gratification also seem to have larger health problems, including (but it shouldn't be hard to imagine) obesity and drug addiction. They were also more likely to become pregnant or fathered as teens, and to perform less well at school or at work. Two other factors appear to have contributed to these results. First, research has shown that low intelligence quotient (IQ) is also associated with future criminality. Again, it has to do with social class.
Children with low self-control, low IQs, and poor phone database backgrounds were the most prone to antisocial behavior and most likely to commit crimes as adults. The fact that a lack of self-control is so related to criminality makes us have to think about it. Because it appears that the perpetrator is not determined, the opposite is true. The perpetrator is usually characterized by a lack of determination and an unwillingness to give up immediate pleasure for the sake of long-term gain. Criminals also don't seem to be particularly smart, and even (though not necessarily) their IQs are lower than average.

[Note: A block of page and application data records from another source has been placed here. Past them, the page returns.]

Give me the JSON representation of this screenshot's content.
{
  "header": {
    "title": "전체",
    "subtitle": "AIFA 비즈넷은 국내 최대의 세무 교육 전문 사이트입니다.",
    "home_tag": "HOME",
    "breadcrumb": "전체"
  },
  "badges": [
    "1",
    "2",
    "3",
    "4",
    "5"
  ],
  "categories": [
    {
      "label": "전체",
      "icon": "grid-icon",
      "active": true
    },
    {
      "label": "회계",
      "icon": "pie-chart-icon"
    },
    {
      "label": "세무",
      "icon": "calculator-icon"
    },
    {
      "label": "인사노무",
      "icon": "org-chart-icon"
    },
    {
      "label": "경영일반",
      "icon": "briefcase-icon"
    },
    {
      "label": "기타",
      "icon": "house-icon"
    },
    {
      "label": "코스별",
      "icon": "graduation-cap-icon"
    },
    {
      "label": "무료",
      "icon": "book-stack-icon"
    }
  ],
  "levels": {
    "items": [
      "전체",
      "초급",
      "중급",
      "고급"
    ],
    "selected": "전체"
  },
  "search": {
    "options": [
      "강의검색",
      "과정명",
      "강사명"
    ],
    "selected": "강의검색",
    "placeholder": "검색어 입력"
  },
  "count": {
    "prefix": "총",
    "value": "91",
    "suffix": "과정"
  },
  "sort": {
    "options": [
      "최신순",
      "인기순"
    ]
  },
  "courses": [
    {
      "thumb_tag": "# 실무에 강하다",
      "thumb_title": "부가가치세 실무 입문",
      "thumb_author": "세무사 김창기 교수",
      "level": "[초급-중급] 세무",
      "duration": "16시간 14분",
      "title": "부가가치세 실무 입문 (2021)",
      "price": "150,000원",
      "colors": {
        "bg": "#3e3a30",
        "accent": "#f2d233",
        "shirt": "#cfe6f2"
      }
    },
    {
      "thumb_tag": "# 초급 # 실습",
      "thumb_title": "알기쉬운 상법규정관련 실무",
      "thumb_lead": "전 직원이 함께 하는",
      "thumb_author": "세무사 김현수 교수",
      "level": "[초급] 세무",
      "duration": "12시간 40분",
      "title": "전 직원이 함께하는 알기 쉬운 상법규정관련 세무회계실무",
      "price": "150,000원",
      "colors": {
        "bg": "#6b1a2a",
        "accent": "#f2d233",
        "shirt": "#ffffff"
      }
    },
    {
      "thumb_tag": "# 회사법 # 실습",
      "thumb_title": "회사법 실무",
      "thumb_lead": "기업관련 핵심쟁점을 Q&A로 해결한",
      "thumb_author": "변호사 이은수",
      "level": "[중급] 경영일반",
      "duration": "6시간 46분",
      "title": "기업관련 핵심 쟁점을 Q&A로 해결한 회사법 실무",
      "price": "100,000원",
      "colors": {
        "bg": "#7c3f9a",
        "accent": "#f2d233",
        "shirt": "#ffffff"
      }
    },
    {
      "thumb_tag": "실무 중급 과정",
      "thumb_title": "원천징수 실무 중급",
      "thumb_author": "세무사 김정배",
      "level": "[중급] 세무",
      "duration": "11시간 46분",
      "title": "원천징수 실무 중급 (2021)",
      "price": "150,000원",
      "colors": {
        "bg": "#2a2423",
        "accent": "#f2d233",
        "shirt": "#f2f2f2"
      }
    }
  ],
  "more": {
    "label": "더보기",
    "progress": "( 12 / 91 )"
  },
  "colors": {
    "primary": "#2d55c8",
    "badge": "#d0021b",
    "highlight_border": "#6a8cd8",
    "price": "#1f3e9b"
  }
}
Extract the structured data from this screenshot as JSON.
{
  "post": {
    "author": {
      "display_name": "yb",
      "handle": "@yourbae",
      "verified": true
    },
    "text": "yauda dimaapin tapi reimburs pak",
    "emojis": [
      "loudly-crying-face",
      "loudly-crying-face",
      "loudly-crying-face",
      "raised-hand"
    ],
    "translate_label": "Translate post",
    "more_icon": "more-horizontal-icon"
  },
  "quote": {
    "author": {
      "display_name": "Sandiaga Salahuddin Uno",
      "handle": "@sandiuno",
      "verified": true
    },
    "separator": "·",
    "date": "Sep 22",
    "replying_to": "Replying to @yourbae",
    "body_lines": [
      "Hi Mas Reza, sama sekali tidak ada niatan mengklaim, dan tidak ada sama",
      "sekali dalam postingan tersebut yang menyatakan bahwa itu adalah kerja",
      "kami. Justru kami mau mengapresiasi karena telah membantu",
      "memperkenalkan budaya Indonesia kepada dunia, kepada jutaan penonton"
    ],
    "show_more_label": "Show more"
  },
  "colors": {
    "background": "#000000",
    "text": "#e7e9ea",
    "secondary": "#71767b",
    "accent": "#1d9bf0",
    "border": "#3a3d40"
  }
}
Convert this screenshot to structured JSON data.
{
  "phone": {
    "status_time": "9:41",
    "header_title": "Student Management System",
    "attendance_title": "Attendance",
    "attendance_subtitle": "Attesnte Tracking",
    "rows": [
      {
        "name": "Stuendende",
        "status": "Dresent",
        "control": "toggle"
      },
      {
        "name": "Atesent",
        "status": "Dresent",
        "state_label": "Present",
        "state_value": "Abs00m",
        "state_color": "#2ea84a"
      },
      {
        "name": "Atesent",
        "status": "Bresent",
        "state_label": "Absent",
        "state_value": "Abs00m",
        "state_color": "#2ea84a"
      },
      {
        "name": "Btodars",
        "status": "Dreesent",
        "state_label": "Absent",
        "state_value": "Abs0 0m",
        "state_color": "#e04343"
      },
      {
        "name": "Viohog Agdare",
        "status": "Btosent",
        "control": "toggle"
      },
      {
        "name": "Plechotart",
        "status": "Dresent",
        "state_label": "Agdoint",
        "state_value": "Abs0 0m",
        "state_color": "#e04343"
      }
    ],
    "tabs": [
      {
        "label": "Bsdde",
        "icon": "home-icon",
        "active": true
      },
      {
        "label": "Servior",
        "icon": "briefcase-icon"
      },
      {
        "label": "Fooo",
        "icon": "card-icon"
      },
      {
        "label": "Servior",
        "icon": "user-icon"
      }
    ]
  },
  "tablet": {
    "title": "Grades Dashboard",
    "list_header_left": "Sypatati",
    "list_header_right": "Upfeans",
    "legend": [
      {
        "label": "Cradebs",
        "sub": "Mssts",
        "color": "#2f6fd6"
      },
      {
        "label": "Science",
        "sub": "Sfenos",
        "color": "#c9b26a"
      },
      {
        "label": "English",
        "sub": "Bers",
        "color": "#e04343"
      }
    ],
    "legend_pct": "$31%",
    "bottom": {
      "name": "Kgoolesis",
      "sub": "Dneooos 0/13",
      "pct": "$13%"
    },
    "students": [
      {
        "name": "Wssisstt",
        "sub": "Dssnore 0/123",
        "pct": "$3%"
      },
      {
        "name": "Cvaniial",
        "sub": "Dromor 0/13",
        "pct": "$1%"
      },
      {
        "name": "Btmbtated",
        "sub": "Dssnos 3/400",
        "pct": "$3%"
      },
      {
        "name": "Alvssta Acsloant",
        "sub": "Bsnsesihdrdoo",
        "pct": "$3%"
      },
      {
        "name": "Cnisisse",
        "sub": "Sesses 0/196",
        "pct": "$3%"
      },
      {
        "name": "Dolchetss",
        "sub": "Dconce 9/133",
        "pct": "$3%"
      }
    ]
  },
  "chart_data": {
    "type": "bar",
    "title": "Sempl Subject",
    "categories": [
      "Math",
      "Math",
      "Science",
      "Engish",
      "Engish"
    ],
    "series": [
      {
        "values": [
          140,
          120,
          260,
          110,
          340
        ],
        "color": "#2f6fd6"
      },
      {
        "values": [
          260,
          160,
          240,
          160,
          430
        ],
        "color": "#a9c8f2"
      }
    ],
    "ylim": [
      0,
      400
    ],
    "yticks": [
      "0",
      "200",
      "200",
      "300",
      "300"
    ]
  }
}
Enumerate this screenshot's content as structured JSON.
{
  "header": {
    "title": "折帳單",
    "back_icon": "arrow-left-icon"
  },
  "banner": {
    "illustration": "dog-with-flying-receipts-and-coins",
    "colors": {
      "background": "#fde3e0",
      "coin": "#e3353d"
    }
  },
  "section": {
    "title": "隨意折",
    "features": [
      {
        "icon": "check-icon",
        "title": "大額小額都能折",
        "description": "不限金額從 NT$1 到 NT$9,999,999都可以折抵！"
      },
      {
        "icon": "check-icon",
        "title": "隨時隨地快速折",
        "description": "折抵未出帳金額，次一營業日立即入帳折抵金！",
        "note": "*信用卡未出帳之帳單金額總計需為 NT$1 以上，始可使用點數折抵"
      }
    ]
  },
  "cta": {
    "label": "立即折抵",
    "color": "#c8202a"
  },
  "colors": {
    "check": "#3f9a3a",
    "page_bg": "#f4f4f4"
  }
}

frustration When we see the facts of crime, it always reinforces the idea that most events lack rational calculation. Although you would think this has been done by someone who has carefully assessed the risks and rewards. Countless statements have suggested that crime is a "sudden move" by offenders following a series of setbacks, and often with genuine remorse after committing the crime. Setbacks that can trigger crimes, ranging from everyday disappointments (such as missing a bus) to infrequent major crises (such as being kicked out of someone's house).